The committee's finding of guilt against Wolfowitz was tempered by a finding that the bank shared at least some blame for the failure of Wolfowitz to comply with its rules. According to people familiar with the report, it said the advice from ethics officials at the bank to Wolfowitz was less than clear and evidently subject to misinterpretation. Nevertheless, the report was clear in its conclusion that Wolfowitz breached his obligations.
Wolfowitz's lawyer, Robert Bennett, said the bank was giving Wolfowitz too little time to rebut its conclusions before a board vote later this week.
"I don't feel it would be appropriate to share the report, but I am deeply troubled that they have only given us 48 hours to respond," he said in an interview. "This is not fair to Mr. Wolfowitz."
The report, as transmitted to Wolfowitz, did not recommend any punishment for him. Bank officials, speaking anonymously because the proceedings are supposed to be confidential, said that the special committee was still working Monday on what to recommend.
It was not clear whether the committee, consisting of 7 of the bank's 24 board members, would recommend removing him from office or, more likely, express a loss of confidence in his leadership in a manner intended to force his resignation. Bank officials say a majority of the bank board has determined that he should go.
The Bush administration has repeatedly backed Wolfowitz, but President George W. Bush and Paulson have also called for the completion of the bank's internal review process. Now that that is done, the administration is likely to face renewed pressure.
European and American officials say that Paulson has said that the bank process must be respected before the United States is pushed into a position on Wolfowitz. Several European officials said they believed that Paulson was in favor of Wolfowitz leaving, but that Bush and Vice President Dick Cheney were insisting on standing up for him.
Wolfowitz's selection in 2005 drew enormous criticism in Europe, but France and Germany wanted to repair the wounds left from their opposition to the Iraq war and went along with him.
That mood has changed, many European officials say. As expressed in editorials, political commentaries and even blogs, European sentiment is against Wolfowitz and in favor of more aid for poor countries.
Chancellor Angela Merkel of Germany favors Wolfowitz's resignation, people familiar with her thinking say, but is also eager to avoid a confrontation with Bush. But as chief of the European Union, she is said to feel obliged to reflect European views, put forth in the European Parliament's call last month for Wolfowitz to resign.
Prime Minister Tony Blair of Britain, due to step down as soon as this summer, has stood by Bush, but his presumed successor, Gordon Brown, the chancellor of the exchequer, has tangled with Wolfowitz on some bank policies.
European officials say that the Netherlands and the Nordic countries have been most critical of Wolfowitz.
Bank officials say that, as of now, only the United States, Japan and Canada would vote in favor of Wolfowitz.
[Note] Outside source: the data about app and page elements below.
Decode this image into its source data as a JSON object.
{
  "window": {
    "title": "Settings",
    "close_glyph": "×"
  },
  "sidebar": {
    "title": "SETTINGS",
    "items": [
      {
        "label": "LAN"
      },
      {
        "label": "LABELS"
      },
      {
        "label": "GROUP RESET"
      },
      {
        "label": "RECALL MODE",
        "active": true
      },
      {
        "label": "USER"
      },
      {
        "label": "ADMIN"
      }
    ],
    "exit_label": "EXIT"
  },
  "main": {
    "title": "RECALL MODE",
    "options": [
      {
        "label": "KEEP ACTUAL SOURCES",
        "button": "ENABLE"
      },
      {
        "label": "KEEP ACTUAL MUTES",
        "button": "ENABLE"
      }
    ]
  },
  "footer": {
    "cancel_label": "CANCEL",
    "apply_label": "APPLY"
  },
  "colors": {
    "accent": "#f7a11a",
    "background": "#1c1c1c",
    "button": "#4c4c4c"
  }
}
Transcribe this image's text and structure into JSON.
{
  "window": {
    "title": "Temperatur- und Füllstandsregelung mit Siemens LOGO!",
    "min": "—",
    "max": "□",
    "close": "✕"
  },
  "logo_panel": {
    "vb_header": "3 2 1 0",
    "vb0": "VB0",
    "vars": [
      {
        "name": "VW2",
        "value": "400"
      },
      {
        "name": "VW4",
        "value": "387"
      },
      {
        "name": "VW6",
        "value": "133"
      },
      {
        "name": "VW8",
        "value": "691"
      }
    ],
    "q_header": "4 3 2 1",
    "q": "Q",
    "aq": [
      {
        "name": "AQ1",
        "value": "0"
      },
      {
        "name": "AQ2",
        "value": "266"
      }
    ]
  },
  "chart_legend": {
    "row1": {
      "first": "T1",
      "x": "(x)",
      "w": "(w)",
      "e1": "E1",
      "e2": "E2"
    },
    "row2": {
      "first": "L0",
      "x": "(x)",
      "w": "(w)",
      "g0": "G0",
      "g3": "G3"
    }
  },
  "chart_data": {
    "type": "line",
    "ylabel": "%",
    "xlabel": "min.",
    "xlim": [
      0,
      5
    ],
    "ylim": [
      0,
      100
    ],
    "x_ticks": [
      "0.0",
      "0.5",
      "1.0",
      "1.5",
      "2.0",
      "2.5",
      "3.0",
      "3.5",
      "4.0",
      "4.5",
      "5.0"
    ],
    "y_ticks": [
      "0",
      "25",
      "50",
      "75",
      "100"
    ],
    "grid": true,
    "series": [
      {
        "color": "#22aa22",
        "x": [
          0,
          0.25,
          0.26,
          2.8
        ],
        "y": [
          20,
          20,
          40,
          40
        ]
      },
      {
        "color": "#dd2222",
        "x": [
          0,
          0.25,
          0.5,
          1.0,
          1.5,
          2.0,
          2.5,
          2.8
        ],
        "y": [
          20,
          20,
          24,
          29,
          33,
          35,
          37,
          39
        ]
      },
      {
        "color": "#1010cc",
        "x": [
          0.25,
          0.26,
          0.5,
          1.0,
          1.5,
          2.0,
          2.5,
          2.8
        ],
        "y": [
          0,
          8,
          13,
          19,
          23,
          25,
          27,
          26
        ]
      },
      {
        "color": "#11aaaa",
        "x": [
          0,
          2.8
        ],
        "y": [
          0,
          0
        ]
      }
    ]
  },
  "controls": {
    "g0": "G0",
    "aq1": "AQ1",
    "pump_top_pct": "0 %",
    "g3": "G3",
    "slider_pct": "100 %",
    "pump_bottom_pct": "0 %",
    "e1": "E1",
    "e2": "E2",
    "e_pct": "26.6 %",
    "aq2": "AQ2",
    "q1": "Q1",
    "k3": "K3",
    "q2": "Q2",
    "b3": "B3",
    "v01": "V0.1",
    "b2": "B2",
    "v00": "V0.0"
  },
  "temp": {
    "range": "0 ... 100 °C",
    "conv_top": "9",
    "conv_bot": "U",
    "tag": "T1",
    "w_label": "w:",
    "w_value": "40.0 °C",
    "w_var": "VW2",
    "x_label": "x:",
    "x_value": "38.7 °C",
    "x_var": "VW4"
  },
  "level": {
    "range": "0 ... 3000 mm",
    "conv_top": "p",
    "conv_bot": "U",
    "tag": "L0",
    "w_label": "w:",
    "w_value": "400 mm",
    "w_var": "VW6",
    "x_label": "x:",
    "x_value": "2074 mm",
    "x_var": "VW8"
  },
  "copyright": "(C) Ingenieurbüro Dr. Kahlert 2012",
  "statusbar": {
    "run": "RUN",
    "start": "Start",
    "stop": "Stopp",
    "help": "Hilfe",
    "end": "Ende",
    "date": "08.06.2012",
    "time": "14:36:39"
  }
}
They represent less than 30 percent of the voting shares. Most directors are said to be willing to vote against Wolfowitz, but some countries, mainly in Africa, are said to be wavering.